### TRY IT
Every entry gets copied exactly. No images go into the copy.

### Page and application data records
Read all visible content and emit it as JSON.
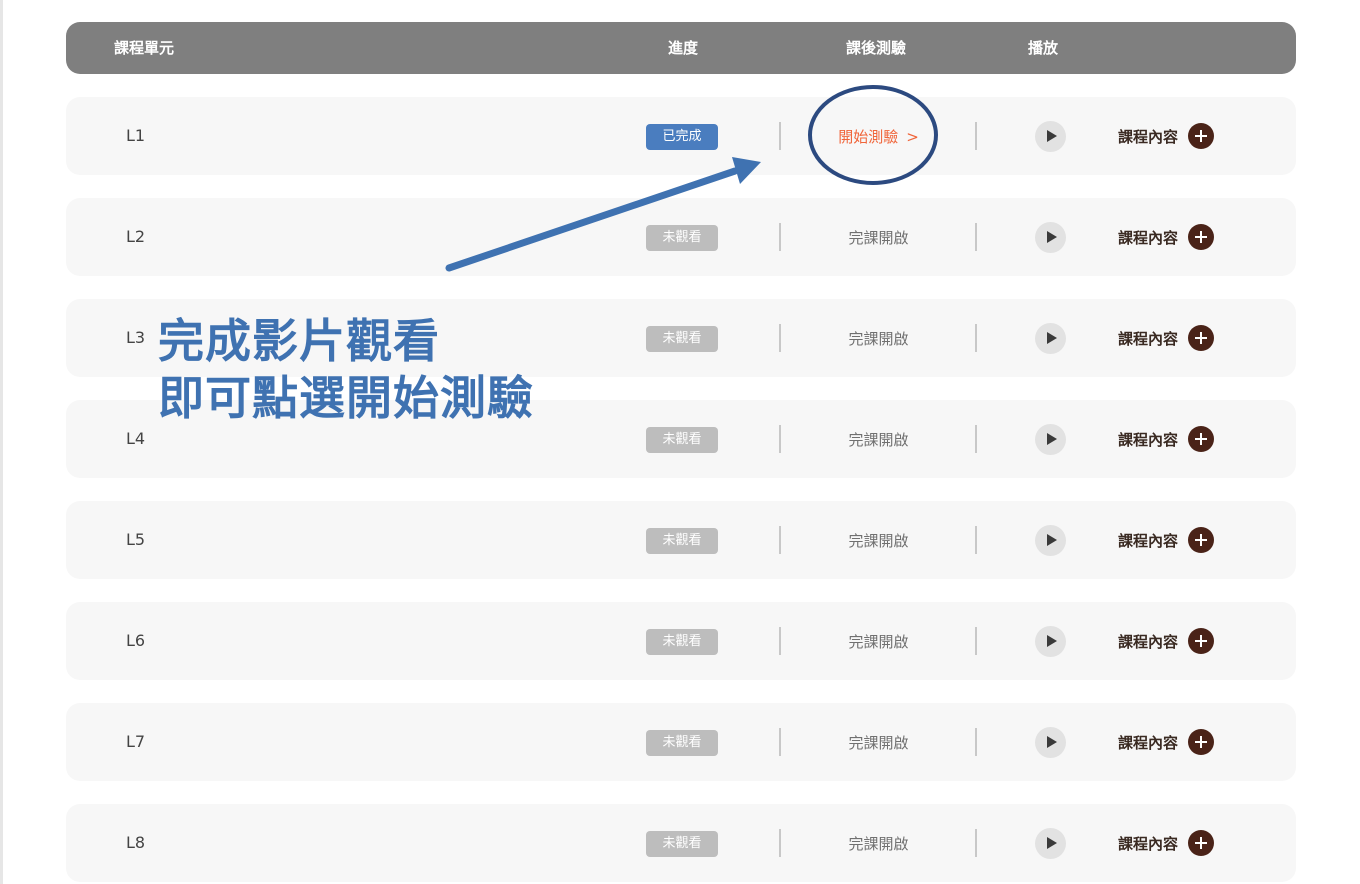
{
  "header": {
    "unit_label": "課程單元",
    "progress_label": "進度",
    "quiz_label": "課後測驗",
    "play_label": "播放"
  },
  "rows": [
    {
      "unit": "L1",
      "status": "已完成",
      "quiz": "開始測驗",
      "quiz_chevron": ">",
      "content_label": "課程內容"
    },
    {
      "unit": "L2",
      "status": "未觀看",
      "quiz": "完課開啟",
      "content_label": "課程內容"
    },
    {
      "unit": "L3",
      "status": "未觀看",
      "quiz": "完課開啟",
      "content_label": "課程內容"
    },
    {
      "unit": "L4",
      "status": "未觀看",
      "quiz": "完課開啟",
      "content_label": "課程內容"
    },
    {
      "unit": "L5",
      "status": "未觀看",
      "quiz": "完課開啟",
      "content_label": "課程內容"
    },
    {
      "unit": "L6",
      "status": "未觀看",
      "quiz": "完課開啟",
      "content_label": "課程內容"
    },
    {
      "unit": "L7",
      "status": "未觀看",
      "quiz": "完課開啟",
      "content_label": "課程內容"
    },
    {
      "unit": "L8",
      "status": "未觀看",
      "quiz": "完課開啟",
      "content_label": "課程內容"
    }
  ],
  "annotation": {
    "line1": "完成影片觀看",
    "line2": "即可點選開始測驗"
  },
  "icons": {
    "play": "play-icon",
    "plus": "plus-circle-icon",
    "chevron": "chevron-right-icon"
  },
  "colors": {
    "header_bg": "#7f7f7f",
    "done_badge": "#4a7dbf",
    "pending_badge": "#bdbdbd",
    "quiz_active": "#f0653a",
    "plus_button": "#4a2318",
    "annotation": "#3f72b1",
    "highlight_circle": "#2c4a80"
  }
}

### WRITTEN SOLUTION
Read all visible content and emit it as JSON.
{
  "header": {
    "unit_label": "課程單元",
    "progress_label": "進度",
    "quiz_label": "課後測驗",
    "play_label": "播放"
  },
  "rows": [
    {
      "unit": "L1",
      "status": "已完成",
      "quiz": "開始測驗",
      "quiz_chevron": ">",
      "content_label": "課程內容"
    },
    {
      "unit": "L2",
      "status": "未觀看",
      "quiz": "完課開啟",
      "content_label": "課程內容"
    },
    {
      "unit": "L3",
      "status": "未觀看",
      "quiz": "完課開啟",
      "content_label": "課程內容"
    },
    {
      "unit": "L4",
      "status": "未觀看",
      "quiz": "完課開啟",
      "content_label": "課程內容"
    },
    {
      "unit": "L5",
      "status": "未觀看",
      "quiz": "完課開啟",
      "content_label": "課程內容"
    },
    {
      "unit": "L6",
      "status": "未觀看",
      "quiz": "完課開啟",
      "content_label": "課程內容"
    },
    {
      "unit": "L7",
      "status": "未觀看",
      "quiz": "完課開啟",
      "content_label": "課程內容"
    },
    {
      "unit": "L8",
      "status": "未觀看",
      "quiz": "完課開啟",
      "content_label": "課程內容"
    }
  ],
  "annotation": {
    "line1": "完成影片觀看",
    "line2": "即可點選開始測驗"
  },
  "icons": {
    "play": "play-icon",
    "plus": "plus-circle-icon",
    "chevron": "chevron-right-icon"
  },
  "colors": {
    "header_bg": "#7f7f7f",
    "done_badge": "#4a7dbf",
    "pending_badge": "#bdbdbd",
    "quiz_active": "#f0653a",
    "plus_button": "#4a2318",
    "annotation": "#3f72b1",
    "highlight_circle": "#2c4a80"
  }
}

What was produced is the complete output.